Harry Dean Stanton (July 14, 1926 – September 15, 2017) with a career that lasted over 60 years, Harry Dean Stanton went from character actor w/ small rolls in mostly westerns to an unlikely leading man in his late 50’s. You’d always know that even if it was a bad movie it had a chance if Harry Dean was in it. Cool Hand Luke, Alien, Godfather 2, Paris Texas, Repo Man, Wild at Heart, The Last Temptation of Christ and, lets not forget – Pretty in Pink. Harry Dean was the shit.

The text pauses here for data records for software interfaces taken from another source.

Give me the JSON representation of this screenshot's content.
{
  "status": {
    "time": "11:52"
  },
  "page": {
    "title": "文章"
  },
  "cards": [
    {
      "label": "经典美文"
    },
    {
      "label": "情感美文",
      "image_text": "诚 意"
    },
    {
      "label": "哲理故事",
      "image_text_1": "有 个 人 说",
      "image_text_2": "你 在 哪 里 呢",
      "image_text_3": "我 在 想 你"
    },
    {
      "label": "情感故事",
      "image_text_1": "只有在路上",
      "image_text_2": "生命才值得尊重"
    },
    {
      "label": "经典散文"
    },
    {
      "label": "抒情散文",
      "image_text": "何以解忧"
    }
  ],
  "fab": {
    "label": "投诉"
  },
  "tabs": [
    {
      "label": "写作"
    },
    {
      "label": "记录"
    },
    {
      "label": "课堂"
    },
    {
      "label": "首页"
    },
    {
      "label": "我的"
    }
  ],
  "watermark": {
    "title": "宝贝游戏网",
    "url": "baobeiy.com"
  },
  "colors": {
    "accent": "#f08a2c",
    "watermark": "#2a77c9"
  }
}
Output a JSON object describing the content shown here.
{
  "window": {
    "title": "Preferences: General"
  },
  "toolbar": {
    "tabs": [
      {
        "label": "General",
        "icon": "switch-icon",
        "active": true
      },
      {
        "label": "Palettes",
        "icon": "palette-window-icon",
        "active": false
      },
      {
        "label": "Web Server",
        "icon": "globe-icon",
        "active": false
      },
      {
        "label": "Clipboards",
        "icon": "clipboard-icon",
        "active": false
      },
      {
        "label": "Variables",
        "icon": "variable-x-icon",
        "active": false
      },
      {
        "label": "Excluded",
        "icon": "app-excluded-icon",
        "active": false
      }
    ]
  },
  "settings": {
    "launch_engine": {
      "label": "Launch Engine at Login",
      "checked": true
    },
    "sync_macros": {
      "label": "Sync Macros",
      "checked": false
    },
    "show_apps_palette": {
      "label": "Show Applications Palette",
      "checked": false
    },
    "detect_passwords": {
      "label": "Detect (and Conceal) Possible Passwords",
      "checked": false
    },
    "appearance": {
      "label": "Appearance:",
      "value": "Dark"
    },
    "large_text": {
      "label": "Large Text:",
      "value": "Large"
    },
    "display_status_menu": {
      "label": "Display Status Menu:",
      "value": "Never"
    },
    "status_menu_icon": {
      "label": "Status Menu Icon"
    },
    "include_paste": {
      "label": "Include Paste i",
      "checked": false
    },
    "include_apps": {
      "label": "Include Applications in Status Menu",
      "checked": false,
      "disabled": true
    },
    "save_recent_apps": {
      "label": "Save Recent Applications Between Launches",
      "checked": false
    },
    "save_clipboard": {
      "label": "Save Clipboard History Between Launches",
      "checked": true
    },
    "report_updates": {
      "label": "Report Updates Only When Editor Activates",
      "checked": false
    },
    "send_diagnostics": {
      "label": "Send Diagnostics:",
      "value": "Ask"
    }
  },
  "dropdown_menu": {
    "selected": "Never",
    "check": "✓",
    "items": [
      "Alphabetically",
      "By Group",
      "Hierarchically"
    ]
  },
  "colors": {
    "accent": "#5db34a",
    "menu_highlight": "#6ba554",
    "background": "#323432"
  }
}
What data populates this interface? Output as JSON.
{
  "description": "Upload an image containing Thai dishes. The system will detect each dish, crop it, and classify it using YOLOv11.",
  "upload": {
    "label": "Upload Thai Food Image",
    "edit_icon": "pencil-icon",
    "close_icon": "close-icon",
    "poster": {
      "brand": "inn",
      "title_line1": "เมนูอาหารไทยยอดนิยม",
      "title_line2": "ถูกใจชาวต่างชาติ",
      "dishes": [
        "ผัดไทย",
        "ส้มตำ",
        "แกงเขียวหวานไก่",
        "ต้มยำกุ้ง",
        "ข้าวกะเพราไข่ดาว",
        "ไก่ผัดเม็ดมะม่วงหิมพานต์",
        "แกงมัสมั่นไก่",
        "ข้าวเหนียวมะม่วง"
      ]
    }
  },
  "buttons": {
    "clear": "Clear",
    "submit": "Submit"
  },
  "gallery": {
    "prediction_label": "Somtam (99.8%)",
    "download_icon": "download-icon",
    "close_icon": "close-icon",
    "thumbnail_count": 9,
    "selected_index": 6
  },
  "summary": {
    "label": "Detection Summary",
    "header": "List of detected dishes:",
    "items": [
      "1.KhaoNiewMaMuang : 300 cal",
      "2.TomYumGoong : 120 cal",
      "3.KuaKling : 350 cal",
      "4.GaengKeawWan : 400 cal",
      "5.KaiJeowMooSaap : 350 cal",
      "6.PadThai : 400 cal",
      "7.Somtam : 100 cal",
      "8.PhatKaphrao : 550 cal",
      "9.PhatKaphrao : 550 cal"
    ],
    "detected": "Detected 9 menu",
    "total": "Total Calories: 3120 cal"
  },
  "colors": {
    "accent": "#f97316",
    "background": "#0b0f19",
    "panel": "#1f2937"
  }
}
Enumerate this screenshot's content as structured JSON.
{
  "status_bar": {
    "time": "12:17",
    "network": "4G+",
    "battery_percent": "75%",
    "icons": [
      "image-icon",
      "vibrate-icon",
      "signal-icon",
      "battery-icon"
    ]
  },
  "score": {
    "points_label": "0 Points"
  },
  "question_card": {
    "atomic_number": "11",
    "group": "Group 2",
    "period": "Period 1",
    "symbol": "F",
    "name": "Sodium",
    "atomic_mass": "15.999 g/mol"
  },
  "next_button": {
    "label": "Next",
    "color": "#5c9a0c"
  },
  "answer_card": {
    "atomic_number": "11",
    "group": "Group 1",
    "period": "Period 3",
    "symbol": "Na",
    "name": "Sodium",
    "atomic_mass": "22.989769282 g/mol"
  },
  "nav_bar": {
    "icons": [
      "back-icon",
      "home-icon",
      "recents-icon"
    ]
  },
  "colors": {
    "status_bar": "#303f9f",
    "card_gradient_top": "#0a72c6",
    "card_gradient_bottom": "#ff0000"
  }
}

The Man Who Fell to Earth – 1976. David Bowie was at the height of his career having just released his brilliant blue-eyed soul LP, Young Americans. He was riding high on the hit Fame and ready to take over the world. The next logical step – movies. And what a movie. The casting of Bowie as an alien who crashed on Earth and can’t get back to his dead planet was perfect. Lean bordering on skinny Bowie looked the part w/ a shock of red/orange hair and other-worldly style. The film did well and Bowie was great. Looking back at it today its a bit dated and frankly kind of boring, but, Jesus, he looked great, and by the looks of things it was a fun set.
Emanuele Taglietti (born 1943) Emanuele started his career as an set designer for his famous cousin – director Michelangelo Antonioni (Blowup). he would go on to work as an assistant director for Federico Fellini and Dino Rissi until the lure of Italian sex art game calling. The 1970’s saw the rise in popularity of digest sized graphic books called fumetti – whose main themes were sex, horror and violence. And man-o-man did he jump on that firetruck. He would create about 10 covers a month each weirder, more troubling than the next. An odd mix of monsters, violence against and by woman and a disturbing rapey vibe made these huge in Italy until the mid-80’s. With the fumetti’s popularity on the wane Taglietti would become a teacher of ‘decoration’ and mural conservation. In 2000 he stopped teaching and has focused on painting murals and watercolors – hopefully w/ some different themes than his fumetti work.
Fairuza Balk (born May 21, 1974) That smile, those eyes. Fairuza (Turquoise in Farsi) began her career as Dorothy Gale in the unofficial sequel to Wizard of Oz – 1985’s Return to Oz. She became a teenage Satan worshipper in The Craft, a cat-thing in The Island of Dr. Moreau w/ Marlon Brando, an Academy Award nominated skin head in American History X, a groupie in Almost Famous and a bad girl to Adam Sandler’s simpleton in The Waterboy (among many others) Wildly different roles, great co-stars and what appears to be a simple non-Hollywood like life, Fairuza continues to act and do voice work for cartoons and video games … and she still has that smile.
Vogue picture records were produced by Sav-Way Industries of Detroit, Michigan from 1946 to 1947 (before they went out of business) – there are only 74 different discs. The 10″ discs were created by sandwiching an illustration between 2 clear pieces of vinyl. The picture would usually have something to do with the song – though sometimes a tad obscure. The songs for the most part were war era mushy ballads sung by obscure big band crooners – no Sinatra, no Bing Crosby. They were more along the lines of The Don Large Chorus, Shep Fields and LuLu Belle & Scotty – big names all. The illustrations however make these discs quite beautiful and cool little collectors items. They’re not worth a ton, some more collectable than others, they are however a great look into 40’s entertainment and design.
Gerard “Jerry” Nolan (May 7, 1946 – January 14, 1992) It didn’t matter what they made him wear, as long as he got to drum for the Dolls and hang with his friend Johnny he was happy. By all accounts, a pretty happy-go-lucky guy, Jerry was a tough as shit street kid who (long story short) joined the New York Dolls in 1972 after the death of original drummer Billy Murcia. Always looking a bit non-plussed in his teased hair and tiny Doll clothes (though nowhere near as out of place as Arthur “Killer” Kane), Jerry could drum like a house on fire.
Nolan would leave the Dolls in 1975 along w/ Johnny Thunders to form the Heartbreakers (not the Tom Petty version), move to England and embark on the infamous Anarchy in the UK tour along w/ the Sex Pistols, The Clash and The Damned. It was Jerry and Johnny who introduced heroin to the UK punk scene causing untold problems with among others, poor stupid Sid Vicious. Jerry would quit the Heartbreakers in 77′ and kick around England for a few years playing w/ various punk outfits, eventually landing in Sweden for awhile before moving back to New York in the late 80’s. After years of heroin addiction Jerry would die of Bacterial Meningitis coupled with a stroke, in 1992, only 2 months after his buddy Johnny’s death in New Orleans. He is buried at Mount Saint Mary’s Cemetery in Flushing NY.